Lines in the listing below that contain the string "fumbal" are to be found and copied.

# # #

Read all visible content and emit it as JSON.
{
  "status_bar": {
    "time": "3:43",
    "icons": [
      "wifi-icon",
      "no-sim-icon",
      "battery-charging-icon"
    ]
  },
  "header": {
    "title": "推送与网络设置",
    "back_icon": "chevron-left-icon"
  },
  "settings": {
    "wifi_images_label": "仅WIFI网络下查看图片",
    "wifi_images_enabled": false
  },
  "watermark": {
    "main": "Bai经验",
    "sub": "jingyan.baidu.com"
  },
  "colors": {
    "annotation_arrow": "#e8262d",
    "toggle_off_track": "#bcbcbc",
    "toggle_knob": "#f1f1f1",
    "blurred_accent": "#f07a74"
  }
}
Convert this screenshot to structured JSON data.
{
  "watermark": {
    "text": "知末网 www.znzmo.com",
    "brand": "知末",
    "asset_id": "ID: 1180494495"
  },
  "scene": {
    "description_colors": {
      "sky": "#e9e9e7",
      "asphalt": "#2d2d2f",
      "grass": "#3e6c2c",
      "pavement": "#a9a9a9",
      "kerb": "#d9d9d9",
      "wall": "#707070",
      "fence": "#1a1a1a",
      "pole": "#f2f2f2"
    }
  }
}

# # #

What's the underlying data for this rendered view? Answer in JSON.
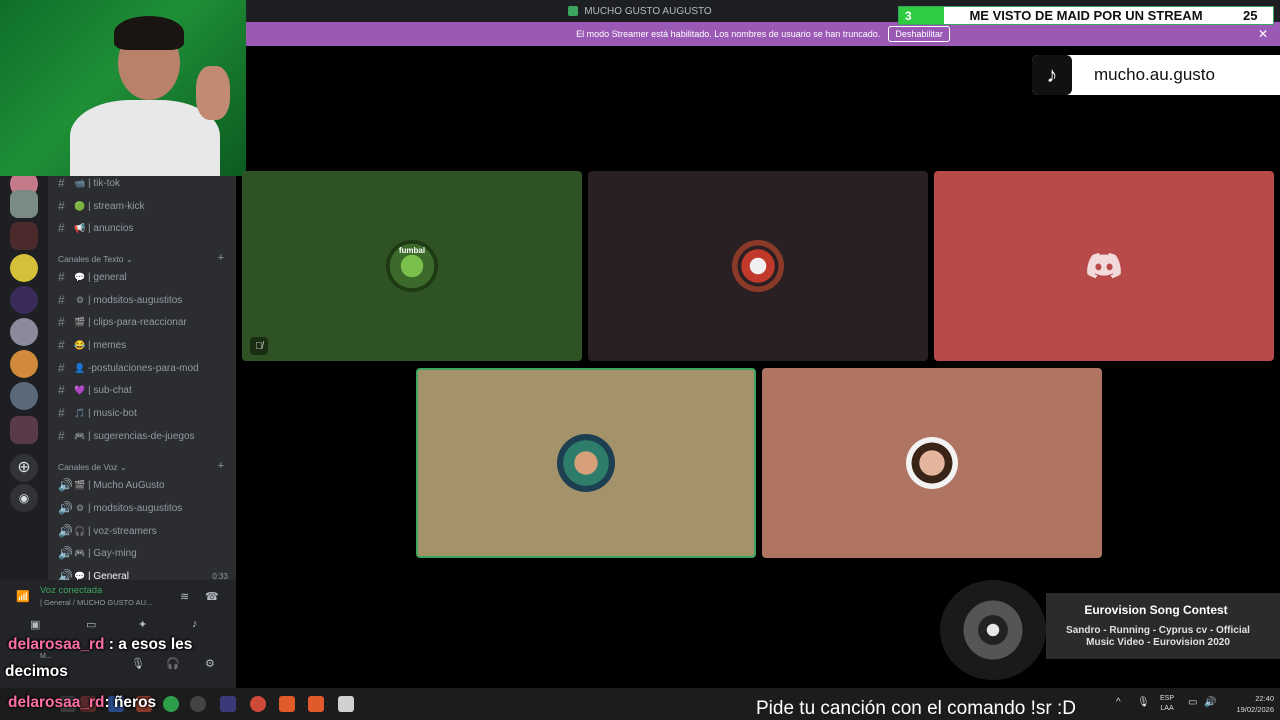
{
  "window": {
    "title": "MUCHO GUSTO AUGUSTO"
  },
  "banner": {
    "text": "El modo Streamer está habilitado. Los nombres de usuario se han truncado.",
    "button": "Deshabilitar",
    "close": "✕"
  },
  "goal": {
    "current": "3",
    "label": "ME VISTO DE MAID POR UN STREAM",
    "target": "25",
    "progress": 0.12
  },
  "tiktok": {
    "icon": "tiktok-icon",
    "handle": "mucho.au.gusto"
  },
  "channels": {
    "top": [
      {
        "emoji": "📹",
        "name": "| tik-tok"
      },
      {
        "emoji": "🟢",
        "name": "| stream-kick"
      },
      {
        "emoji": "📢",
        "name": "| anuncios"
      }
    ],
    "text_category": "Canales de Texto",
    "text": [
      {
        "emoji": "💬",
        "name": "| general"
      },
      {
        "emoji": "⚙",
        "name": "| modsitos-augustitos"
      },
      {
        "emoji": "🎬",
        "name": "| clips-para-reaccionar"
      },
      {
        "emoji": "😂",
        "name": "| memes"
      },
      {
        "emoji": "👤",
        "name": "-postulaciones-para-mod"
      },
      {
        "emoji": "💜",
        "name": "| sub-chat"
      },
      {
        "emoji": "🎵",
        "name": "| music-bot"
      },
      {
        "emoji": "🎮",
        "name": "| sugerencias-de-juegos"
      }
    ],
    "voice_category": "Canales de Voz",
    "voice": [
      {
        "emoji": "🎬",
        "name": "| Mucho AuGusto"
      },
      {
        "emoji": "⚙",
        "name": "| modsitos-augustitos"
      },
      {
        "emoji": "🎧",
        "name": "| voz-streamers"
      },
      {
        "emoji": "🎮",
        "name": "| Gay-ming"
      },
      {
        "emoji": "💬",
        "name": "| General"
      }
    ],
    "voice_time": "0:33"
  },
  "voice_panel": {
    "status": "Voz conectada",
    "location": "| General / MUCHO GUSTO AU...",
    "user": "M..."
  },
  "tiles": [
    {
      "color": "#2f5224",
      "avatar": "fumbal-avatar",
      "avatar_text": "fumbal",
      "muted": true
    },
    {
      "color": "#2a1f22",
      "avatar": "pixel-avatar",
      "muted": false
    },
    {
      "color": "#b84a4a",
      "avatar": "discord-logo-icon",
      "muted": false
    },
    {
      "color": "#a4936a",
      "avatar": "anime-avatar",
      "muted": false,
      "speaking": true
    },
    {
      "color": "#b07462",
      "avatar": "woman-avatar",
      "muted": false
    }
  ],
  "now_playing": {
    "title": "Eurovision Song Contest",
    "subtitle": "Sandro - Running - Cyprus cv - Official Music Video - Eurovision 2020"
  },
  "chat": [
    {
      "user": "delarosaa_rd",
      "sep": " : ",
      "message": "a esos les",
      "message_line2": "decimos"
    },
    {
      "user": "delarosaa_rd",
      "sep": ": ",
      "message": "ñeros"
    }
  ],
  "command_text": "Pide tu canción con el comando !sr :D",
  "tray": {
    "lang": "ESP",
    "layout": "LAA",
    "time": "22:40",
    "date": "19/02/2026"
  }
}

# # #

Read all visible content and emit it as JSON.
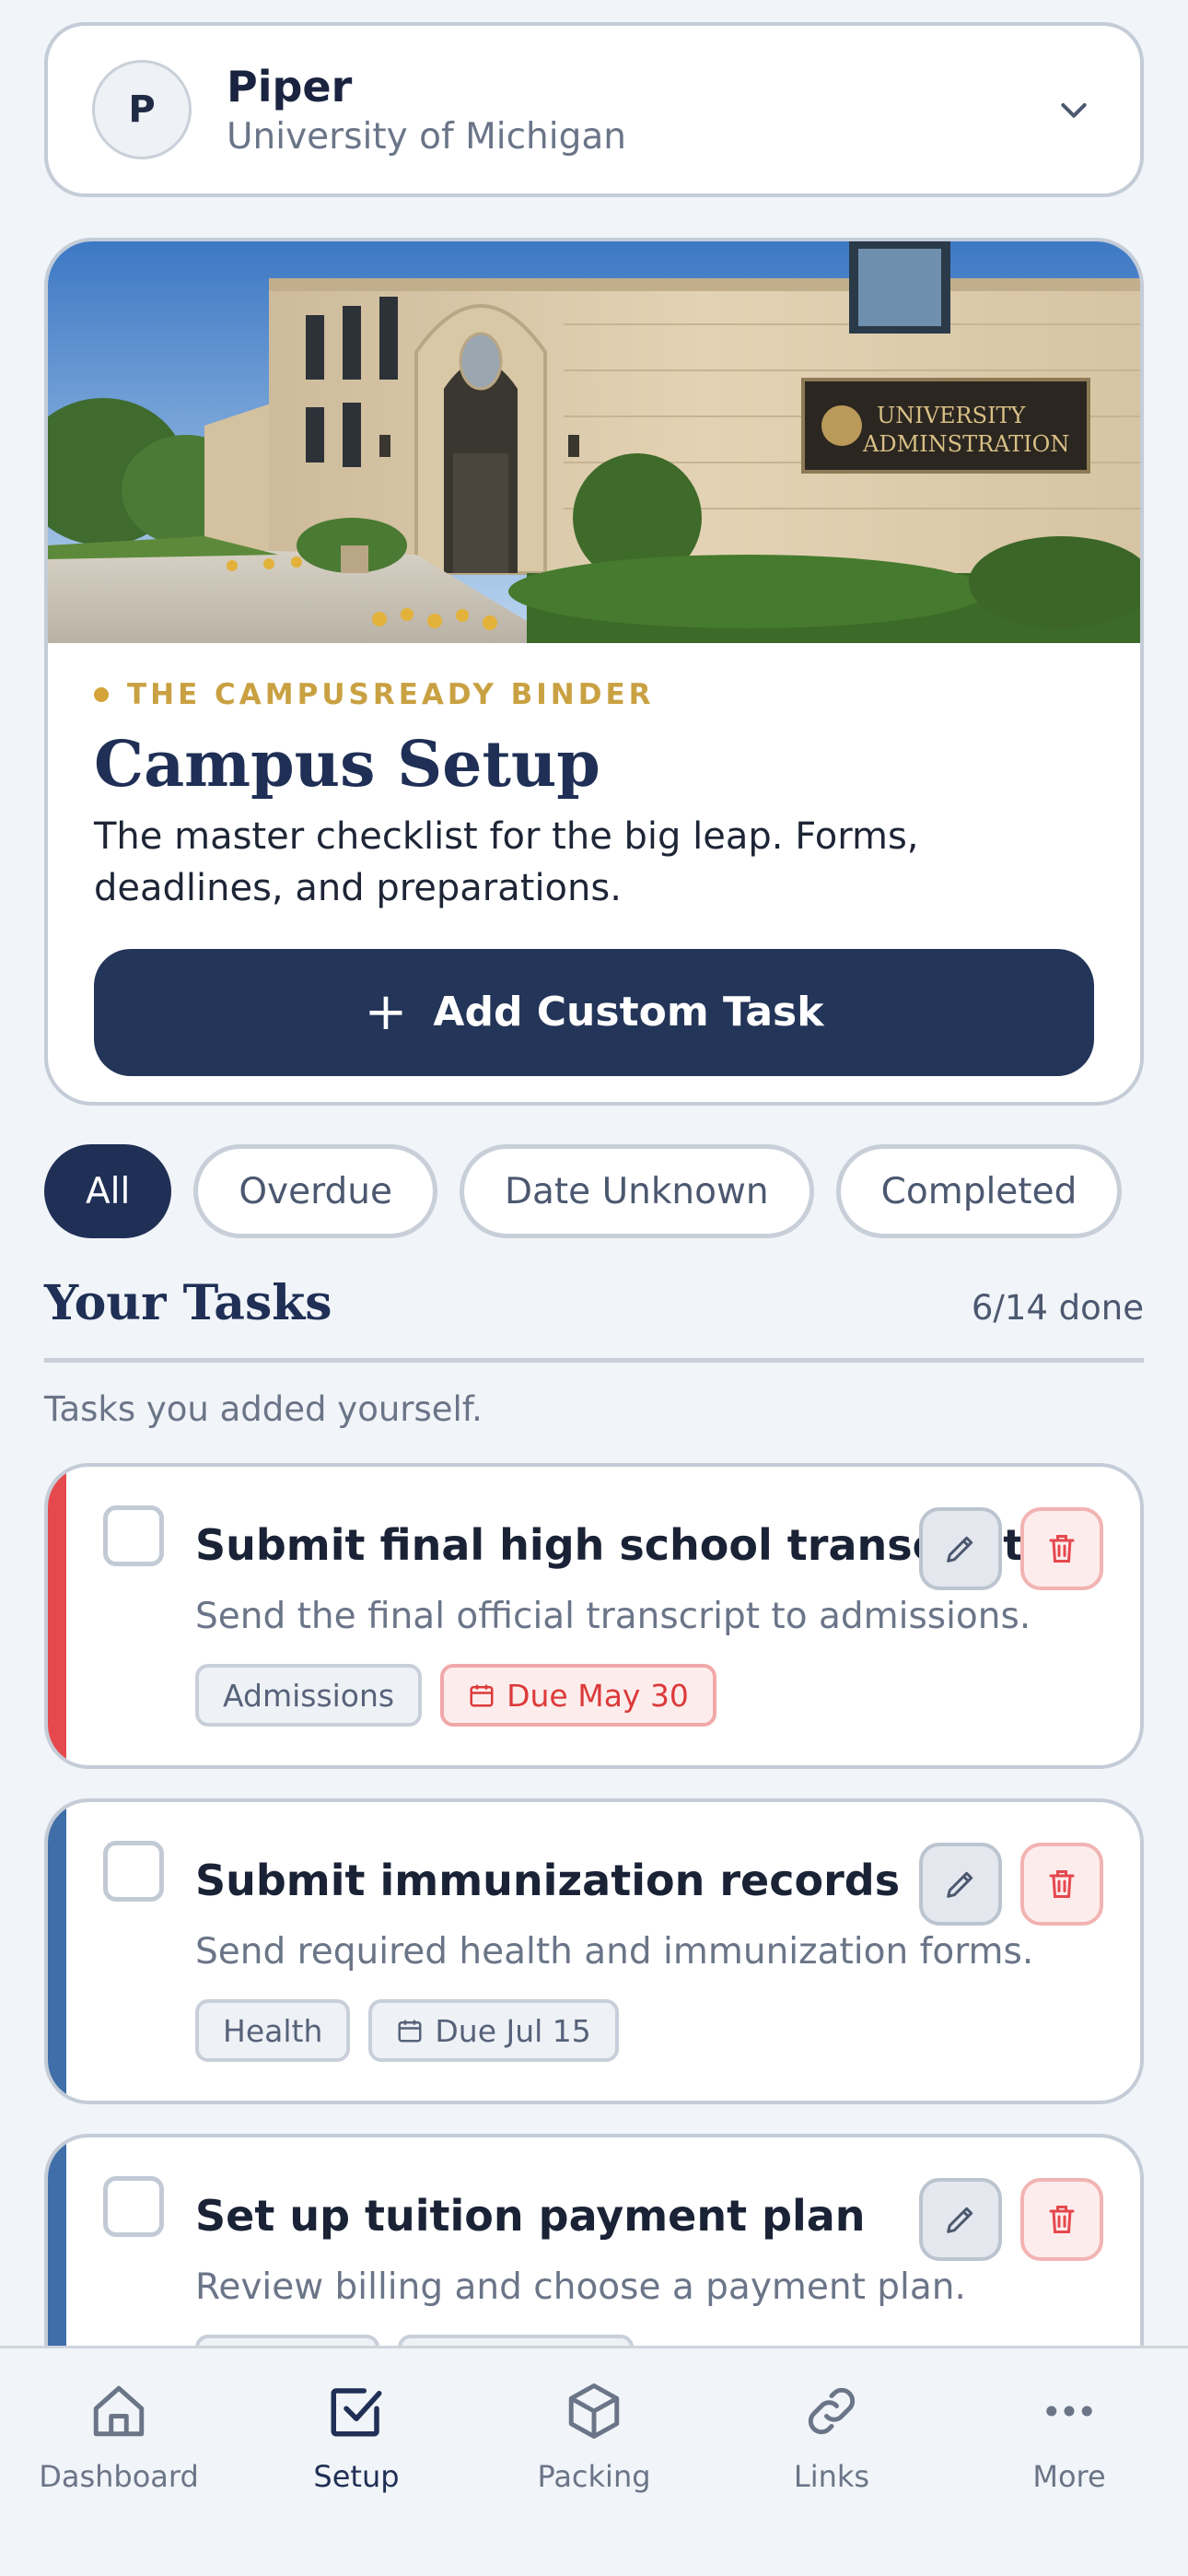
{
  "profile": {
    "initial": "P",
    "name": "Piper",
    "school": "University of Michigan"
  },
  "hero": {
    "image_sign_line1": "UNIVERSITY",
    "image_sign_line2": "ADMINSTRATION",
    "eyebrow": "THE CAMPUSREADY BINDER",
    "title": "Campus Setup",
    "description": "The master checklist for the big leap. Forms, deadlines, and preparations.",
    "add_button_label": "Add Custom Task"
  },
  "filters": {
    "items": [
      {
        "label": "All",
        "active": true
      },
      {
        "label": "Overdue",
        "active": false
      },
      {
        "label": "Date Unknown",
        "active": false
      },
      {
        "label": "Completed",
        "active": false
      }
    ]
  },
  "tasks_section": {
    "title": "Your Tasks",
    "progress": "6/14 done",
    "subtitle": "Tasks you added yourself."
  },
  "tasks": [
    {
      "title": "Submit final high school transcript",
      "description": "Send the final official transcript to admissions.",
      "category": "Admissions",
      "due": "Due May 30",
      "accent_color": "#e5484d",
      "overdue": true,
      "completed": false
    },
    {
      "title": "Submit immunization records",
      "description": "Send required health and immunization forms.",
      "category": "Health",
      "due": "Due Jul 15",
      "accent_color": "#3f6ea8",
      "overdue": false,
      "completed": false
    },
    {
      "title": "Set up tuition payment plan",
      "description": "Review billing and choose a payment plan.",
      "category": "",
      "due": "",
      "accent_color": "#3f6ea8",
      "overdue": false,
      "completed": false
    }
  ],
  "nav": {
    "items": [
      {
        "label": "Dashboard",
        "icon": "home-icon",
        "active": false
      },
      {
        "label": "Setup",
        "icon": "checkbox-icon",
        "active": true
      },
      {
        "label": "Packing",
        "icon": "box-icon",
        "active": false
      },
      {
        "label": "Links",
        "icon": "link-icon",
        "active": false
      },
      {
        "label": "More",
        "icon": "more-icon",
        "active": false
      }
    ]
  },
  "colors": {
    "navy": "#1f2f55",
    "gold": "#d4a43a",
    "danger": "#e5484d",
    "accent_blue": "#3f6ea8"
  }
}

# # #

**Your response:**
      "avatar": "fumbal-avatar",
      "avatar_text": "fumbal",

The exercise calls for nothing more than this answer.